Page and application data records:

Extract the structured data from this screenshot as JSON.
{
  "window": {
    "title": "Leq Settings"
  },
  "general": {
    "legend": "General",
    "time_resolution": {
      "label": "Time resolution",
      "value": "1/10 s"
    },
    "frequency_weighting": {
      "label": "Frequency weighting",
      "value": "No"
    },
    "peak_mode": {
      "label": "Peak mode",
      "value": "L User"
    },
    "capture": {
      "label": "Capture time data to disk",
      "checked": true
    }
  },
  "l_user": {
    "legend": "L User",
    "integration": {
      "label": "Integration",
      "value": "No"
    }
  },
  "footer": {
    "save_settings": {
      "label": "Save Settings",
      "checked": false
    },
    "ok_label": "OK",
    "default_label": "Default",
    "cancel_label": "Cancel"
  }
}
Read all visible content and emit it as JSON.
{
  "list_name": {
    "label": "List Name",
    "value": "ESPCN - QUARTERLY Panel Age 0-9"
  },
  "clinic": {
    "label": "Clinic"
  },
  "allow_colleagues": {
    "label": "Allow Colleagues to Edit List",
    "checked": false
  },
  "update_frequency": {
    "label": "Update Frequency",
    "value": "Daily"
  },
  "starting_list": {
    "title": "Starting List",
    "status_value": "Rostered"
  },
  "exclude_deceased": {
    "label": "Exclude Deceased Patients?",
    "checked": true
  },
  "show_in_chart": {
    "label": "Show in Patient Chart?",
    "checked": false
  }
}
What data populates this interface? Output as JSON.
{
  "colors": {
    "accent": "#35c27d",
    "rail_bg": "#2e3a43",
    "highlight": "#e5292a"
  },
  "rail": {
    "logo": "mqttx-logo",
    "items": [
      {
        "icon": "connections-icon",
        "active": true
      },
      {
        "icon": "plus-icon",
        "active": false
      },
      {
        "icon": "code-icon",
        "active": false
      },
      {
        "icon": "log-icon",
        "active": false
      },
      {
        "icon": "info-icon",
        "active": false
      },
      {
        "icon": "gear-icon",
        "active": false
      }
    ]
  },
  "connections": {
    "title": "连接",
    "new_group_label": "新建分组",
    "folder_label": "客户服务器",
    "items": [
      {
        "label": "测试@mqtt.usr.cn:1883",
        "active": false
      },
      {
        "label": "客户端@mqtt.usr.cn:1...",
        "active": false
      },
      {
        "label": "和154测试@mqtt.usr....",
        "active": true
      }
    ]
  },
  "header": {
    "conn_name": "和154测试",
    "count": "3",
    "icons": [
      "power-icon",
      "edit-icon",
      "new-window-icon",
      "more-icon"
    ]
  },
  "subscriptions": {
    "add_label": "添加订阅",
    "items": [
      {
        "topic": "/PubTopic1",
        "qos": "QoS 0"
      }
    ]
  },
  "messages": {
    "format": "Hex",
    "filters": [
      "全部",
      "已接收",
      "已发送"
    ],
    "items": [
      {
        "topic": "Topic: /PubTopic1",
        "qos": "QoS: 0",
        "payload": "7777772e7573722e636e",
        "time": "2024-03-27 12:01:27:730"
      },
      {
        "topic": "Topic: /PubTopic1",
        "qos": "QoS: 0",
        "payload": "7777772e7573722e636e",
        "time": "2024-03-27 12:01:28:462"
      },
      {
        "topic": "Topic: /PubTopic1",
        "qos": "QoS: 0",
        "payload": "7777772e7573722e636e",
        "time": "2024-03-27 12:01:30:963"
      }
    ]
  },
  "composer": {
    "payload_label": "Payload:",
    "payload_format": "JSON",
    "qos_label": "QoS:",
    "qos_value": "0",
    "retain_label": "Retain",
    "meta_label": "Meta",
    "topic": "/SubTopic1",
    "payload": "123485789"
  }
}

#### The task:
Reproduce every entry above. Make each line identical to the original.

#### Solved exercise:
Extract the structured data from this screenshot as JSON.
{
  "window": {
    "title": "Leq Settings"
  },
  "general": {
    "legend": "General",
    "time_resolution": {
      "label": "Time resolution",
      "value": "1/10 s"
    },
    "frequency_weighting": {
      "label": "Frequency weighting",
      "value": "No"
    },
    "peak_mode": {
      "label": "Peak mode",
      "value": "L User"
    },
    "capture": {
      "label": "Capture time data to disk",
      "checked": true
    }
  },
  "l_user": {
    "legend": "L User",
    "integration": {
      "label": "Integration",
      "value": "No"
    }
  },
  "footer": {
    "save_settings": {
      "label": "Save Settings",
      "checked": false
    },
    "ok_label": "OK",
    "default_label": "Default",
    "cancel_label": "Cancel"
  }
}
Read all visible content and emit it as JSON.
{
  "list_name": {
    "label": "List Name",
    "value": "ESPCN - QUARTERLY Panel Age 0-9"
  },
  "clinic": {
    "label": "Clinic"
  },
  "allow_colleagues": {
    "label": "Allow Colleagues to Edit List",
    "checked": false
  },
  "update_frequency": {
    "label": "Update Frequency",
    "value": "Daily"
  },
  "starting_list": {
    "title": "Starting List",
    "status_value": "Rostered"
  },
  "exclude_deceased": {
    "label": "Exclude Deceased Patients?",
    "checked": true
  },
  "show_in_chart": {
    "label": "Show in Patient Chart?",
    "checked": false
  }
}
What data populates this interface? Output as JSON.
{
  "colors": {
    "accent": "#35c27d",
    "rail_bg": "#2e3a43",
    "highlight": "#e5292a"
  },
  "rail": {
    "logo": "mqttx-logo",
    "items": [
      {
        "icon": "connections-icon",
        "active": true
      },
      {
        "icon": "plus-icon",
        "active": false
      },
      {
        "icon": "code-icon",
        "active": false
      },
      {
        "icon": "log-icon",
        "active": false
      },
      {
        "icon": "info-icon",
        "active": false
      },
      {
        "icon": "gear-icon",
        "active": false
      }
    ]
  },
  "connections": {
    "title": "连接",
    "new_group_label": "新建分组",
    "folder_label": "客户服务器",
    "items": [
      {
        "label": "测试@mqtt.usr.cn:1883",
        "active": false
      },
      {
        "label": "客户端@mqtt.usr.cn:1...",
        "active": false
      },
      {
        "label": "和154测试@mqtt.usr....",
        "active": true
      }
    ]
  },
  "header": {
    "conn_name": "和154测试",
    "count": "3",
    "icons": [
      "power-icon",
      "edit-icon",
      "new-window-icon",
      "more-icon"
    ]
  },
  "subscriptions": {
    "add_label": "添加订阅",
    "items": [
      {
        "topic": "/PubTopic1",
        "qos": "QoS 0"
      }
    ]
  },
  "messages": {
    "format": "Hex",
    "filters": [
      "全部",
      "已接收",
      "已发送"
    ],
    "items": [
      {
        "topic": "Topic: /PubTopic1",
        "qos": "QoS: 0",
        "payload": "7777772e7573722e636e",
        "time": "2024-03-27 12:01:27:730"
      },
      {
        "topic": "Topic: /PubTopic1",
        "qos": "QoS: 0",
        "payload": "7777772e7573722e636e",
        "time": "2024-03-27 12:01:28:462"
      },
      {
        "topic": "Topic: /PubTopic1",
        "qos": "QoS: 0",
        "payload": "7777772e7573722e636e",
        "time": "2024-03-27 12:01:30:963"
      }
    ]
  },
  "composer": {
    "payload_label": "Payload:",
    "payload_format": "JSON",
    "qos_label": "QoS:",
    "qos_value": "0",
    "retain_label": "Retain",
    "meta_label": "Meta",
    "topic": "/SubTopic1",
    "payload": "123485789"
  }
}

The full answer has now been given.